Preventive medications might be considered in patients with 4 or more migraine days per month.
Pharmacists can be a helpful resource in counseling patients with migraine. In part 1, Sara Crystal, MD, a neurologist and headache specialist and medical director of Cove discussed nonprescription measures that can help prevent migraine. In cases where nonprescription measures are not enough, preventive treatment with prescription medications may be necessary.
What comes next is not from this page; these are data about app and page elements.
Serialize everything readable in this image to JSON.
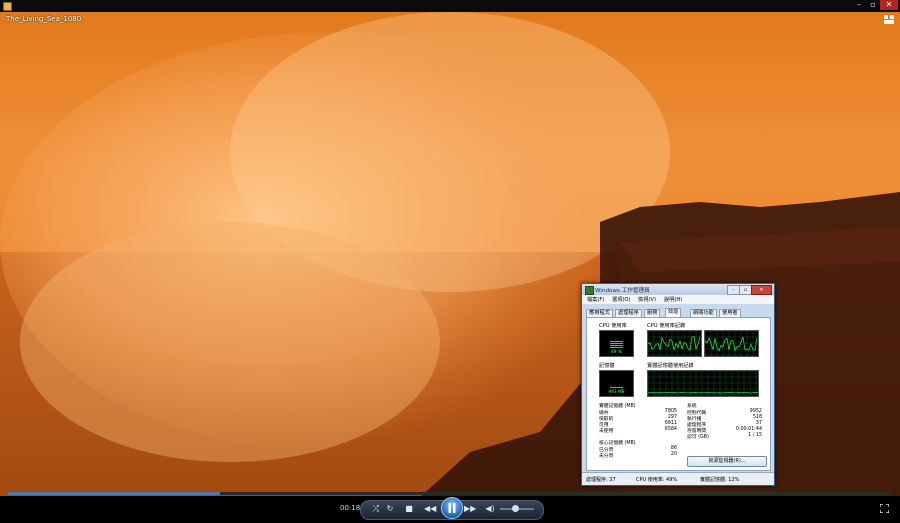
{
  "window": {
    "video_title": "The_Living_Sea_1080",
    "min_glyph": "–",
    "max_glyph": "▫",
    "close_glyph": "✕"
  },
  "player": {
    "timecode": "00:18",
    "seek_progress": 0.24,
    "volume_level": 0.45,
    "accent_color": "#4f78a8",
    "icons": [
      "shuffle-icon",
      "repeat-icon",
      "stop-icon",
      "previous-icon",
      "play-pause-icon",
      "next-icon",
      "volume-icon",
      "fullscreen-icon"
    ]
  },
  "task_manager": {
    "title": "Windows 工作管理員",
    "menu": [
      "檔案(F)",
      "選項(O)",
      "檢視(V)",
      "說明(H)"
    ],
    "tabs": [
      "應用程式",
      "處理程序",
      "服務",
      "效能",
      "網路功能",
      "使用者"
    ],
    "active_tab_index": 3,
    "cpu_usage_label": "CPU 使用率",
    "cpu_history_label": "CPU 使用率記錄",
    "cpu_percent_text": "49 %",
    "cpu_percent": 49,
    "memory_label": "記憶體",
    "memory_history_label": "實體記憶體使用記錄",
    "memory_text": "993 MB",
    "memory_fraction": 0.13,
    "physical": {
      "header": "實體記憶體 (MB)",
      "rows": [
        {
          "label": "總共",
          "value": "7805"
        },
        {
          "label": "快取的",
          "value": "297"
        },
        {
          "label": "可用",
          "value": "6811"
        },
        {
          "label": "未使用",
          "value": "6584"
        }
      ]
    },
    "kernel": {
      "header": "核心記憶體 (MB)",
      "rows": [
        {
          "label": "已分頁",
          "value": "86"
        },
        {
          "label": "未分頁",
          "value": "20"
        }
      ]
    },
    "system": {
      "header": "系統",
      "rows": [
        {
          "label": "控制代碼",
          "value": "9952"
        },
        {
          "label": "執行緒",
          "value": "518"
        },
        {
          "label": "處理程序",
          "value": "37"
        },
        {
          "label": "存留時間",
          "value": "0:00:01:44"
        },
        {
          "label": "認可 (GB)",
          "value": "1 / 15"
        }
      ]
    },
    "resource_monitor_button": "資源監視器(R)...",
    "status": {
      "processes": "處理程序: 37",
      "cpu": "CPU 使用率: 49%",
      "memory": "實體記憶體: 12%"
    },
    "graph_color": "#2ad74c"
  }
}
Patients may have a lot of questions about these medications—especially when a new drug hits the market.
When choosing preventive treatment for her patients, Crystal explained, “The most important [goal] is to establish realistic expectations.” Crystal teachesher patients that complete elimination of headaches is unlikely. “The goal of preventive therapy is a 50% reduction in migraine/headache days per month, in addition to decreasing the severity and duration of attacks and overall disability,” she said. Crystal also cautions patients that it can take weeks to months to notice improvements from oral preventive drugs. “The migraine-specific anti-[calcitonin gene-related peptide]CGRP medications demonstrate faster onset, though,” she said.
Crystal considers turning to preventive medication in patients with 4 or more migraine days per month, or 2 or more migraine days if the headaches are disabling and don’t respond to acute treatments.
There are 3 classes of non-specific migraine preventives—medications developed for other conditions and found to be effective for migraine prevention: blood pressure medications, anti-seizure medications, and antidepressants.
“When choosing a preventive, we take into account the patient’s comorbidities and other medications, as well as side effects. A beta blocker may be a good choice for someone with hypertension and migraine, while a tricyclic antidepressant might be avoided in someone trying to lose weight,” Crystal explained.
Crystal’s rule of thumb in terms of dosing is to start low and go slow. She starts the patient on a low dose and titrates slowly to the dose that is effective for the patient with minimal side effects.
Both the American Headache Society and the American Academy of Neurology recommend drugs with the best evidence.1 Prescription drugs with the best evidence for migraine prevention include:
Parenteral CGRP inhibitors3
Parenteral CGRP inhibitors have established efficacy for migraine prevention. There are 4 parenteral CGRP inhibitors approved for use in the United States:
Oral CGRP inhibitors/gepants
Come back tomorrow for Part 3 of this series, a review of a preventive prescription therapy.